Even once they get into Alberta it doesn't get better. Alberta has the same temperature range as the Yukon, few roads at that time especially up north, and the Japanese would be going through Boreal forests for about 300 or 400 miles before reaching the prairies and civilization. That's thick pine forests, swamps, bogs, and because its winter, ice, hip deep snow and no roads.
Like in the Yukon the defenders would be closer to their supply lines, many would have grown up in terrain like this, and they could retreat far more easily using small paths and roads known to the locals. They would also be close enough for the several thousand pilots training in Canada to attack while the Japanese have zero air force.
If the Japanese somehow reach the nearest major city of Edmonton, they will be fighting in either wet prairies if in the spring, or hot, dusty prairies if it's the summer with no supply lines. Whereas the Allied army would be well supplied by a highway and railway from the south, with another major rail line to the east and west. Having at least several months of knowing exactly where the Japanese are going to, the Canadian and US forces will have the chance to fortify the entire way.
The Yukon to Alberta to the US route would see the Japanese forces whittled away initially by light Canadian forces using dogsleds, cold, and treacherous terrain. After that while at their weakest they'd be hit with a sledgehammer of Canadian and American forces backed up by hundreds if not thousands of planes that control the entire sky.
Going Down the Coast
If the Japanese avoided that and tried to roll up the West Coast, it's still a death trap, but even worse.
The terrain is no better, the thick forests and rivers would slow them down, and instead of swamps they have to go through narrow strips of coastline between the Rockies and the Pacific. This leaves them wide open for the combined US and Canadian fleet (yes Canada at one point had a fleet, it was mostly destroyers and anti-sub ships but it was there and well trained) working out of Seattle and Vancouver to pummel them as they slowly made their way through these natural choke points.
Again there is the air force flying out of Vancouver and the aircraft carriers to dominate the sky. While the Japanese air force 'may' be able to support its own side from Alaska they would have farther to fly so would have less fuel and time to contest the sky.
During all of this, Canadian and American forces could be sent in by boat to fortify and defend the coastal villages, and behind the Japanese lines to cut off whatever supply train they developed. With the American/Canadian control of the sky and sea, the Japanese couldn't stop it. Any stragglers would be captured, attempts to reinforce the Japanese army would be met by aircraft and battleships supporting the Allied soldiers. While the Japanese bash their heads against the defenses in front of them they'd have to defend their rear, without any chance of resupply.
They wouldn't come within 500 kilometers of Vancouver.

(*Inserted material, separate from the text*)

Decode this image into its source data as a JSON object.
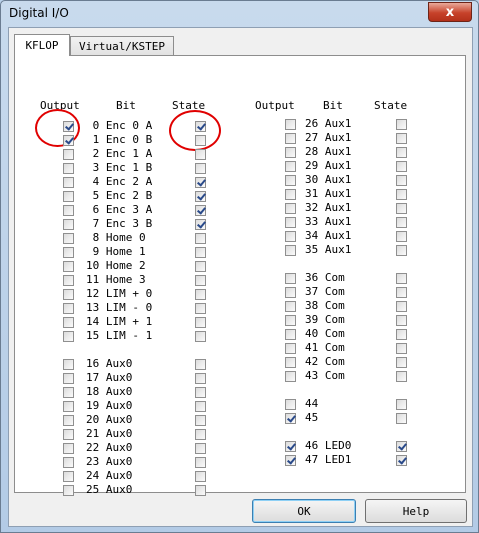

A naval invasion into Vancouver or Seattle, would see the Japanese forces fighting the larger joint naval and air force of the Americans and Canadians. If they did manage to land, they are fighting in urban terrain against tens of thousands of Canadian and US forces.
The results would make the Dieppe Raid look like a well thought out plan.